Isolate every line in the data with the string "this" and copy it.

— Data supplied —
== Segment start ==

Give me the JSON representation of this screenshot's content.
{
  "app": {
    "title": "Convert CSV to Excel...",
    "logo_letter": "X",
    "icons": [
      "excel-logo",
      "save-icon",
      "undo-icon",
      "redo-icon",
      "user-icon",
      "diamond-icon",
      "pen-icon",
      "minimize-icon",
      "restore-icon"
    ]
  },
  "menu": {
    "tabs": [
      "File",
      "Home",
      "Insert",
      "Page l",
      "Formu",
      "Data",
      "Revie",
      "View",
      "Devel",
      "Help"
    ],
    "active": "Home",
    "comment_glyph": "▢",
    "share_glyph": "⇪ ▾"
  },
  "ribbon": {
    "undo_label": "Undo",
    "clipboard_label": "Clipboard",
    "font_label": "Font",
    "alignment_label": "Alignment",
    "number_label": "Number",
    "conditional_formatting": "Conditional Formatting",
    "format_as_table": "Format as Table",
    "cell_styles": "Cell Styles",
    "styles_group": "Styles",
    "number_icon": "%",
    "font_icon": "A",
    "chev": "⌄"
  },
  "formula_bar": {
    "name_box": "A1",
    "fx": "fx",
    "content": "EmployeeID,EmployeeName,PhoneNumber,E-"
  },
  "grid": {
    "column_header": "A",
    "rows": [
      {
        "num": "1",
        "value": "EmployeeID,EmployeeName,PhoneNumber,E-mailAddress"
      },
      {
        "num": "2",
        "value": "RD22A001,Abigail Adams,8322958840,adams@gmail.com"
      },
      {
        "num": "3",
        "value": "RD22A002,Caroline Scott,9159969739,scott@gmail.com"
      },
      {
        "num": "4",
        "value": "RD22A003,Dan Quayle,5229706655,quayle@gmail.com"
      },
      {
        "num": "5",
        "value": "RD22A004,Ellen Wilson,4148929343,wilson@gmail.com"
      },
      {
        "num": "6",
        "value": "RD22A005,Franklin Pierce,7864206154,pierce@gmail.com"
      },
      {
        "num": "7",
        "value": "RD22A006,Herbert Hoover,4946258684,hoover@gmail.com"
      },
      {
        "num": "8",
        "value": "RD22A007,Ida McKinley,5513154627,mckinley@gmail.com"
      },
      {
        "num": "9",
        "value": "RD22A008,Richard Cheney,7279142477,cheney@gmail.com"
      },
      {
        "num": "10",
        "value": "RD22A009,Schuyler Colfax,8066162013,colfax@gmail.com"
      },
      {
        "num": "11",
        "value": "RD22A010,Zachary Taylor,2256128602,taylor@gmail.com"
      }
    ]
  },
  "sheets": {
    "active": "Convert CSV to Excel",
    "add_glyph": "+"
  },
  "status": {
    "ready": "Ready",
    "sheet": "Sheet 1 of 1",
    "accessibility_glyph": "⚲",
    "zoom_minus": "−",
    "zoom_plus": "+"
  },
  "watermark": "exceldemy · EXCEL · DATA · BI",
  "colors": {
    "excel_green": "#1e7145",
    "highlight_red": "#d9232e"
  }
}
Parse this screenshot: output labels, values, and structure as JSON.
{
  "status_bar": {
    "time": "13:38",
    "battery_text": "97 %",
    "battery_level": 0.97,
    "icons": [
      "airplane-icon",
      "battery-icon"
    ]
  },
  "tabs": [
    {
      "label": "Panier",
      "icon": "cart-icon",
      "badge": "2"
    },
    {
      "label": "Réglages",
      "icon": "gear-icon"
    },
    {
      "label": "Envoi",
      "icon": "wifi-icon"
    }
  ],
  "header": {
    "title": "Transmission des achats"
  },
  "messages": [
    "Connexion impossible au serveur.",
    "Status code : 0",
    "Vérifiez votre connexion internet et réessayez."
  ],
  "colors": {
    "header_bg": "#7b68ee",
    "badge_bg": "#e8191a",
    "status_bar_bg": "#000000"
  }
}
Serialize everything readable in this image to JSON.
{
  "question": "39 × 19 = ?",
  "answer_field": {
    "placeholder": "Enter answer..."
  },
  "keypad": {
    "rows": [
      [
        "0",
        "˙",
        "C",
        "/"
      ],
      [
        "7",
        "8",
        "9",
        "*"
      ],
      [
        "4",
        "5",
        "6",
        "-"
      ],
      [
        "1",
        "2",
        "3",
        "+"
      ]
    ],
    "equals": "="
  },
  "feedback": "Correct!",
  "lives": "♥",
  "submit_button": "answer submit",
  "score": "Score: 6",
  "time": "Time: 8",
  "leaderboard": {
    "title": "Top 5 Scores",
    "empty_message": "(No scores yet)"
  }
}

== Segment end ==

— Solution —
Give me the JSON representation of this screenshot's content.
Parse this screenshot: output labels, values, and structure as JSON.
Serialize everything readable in this image to JSON.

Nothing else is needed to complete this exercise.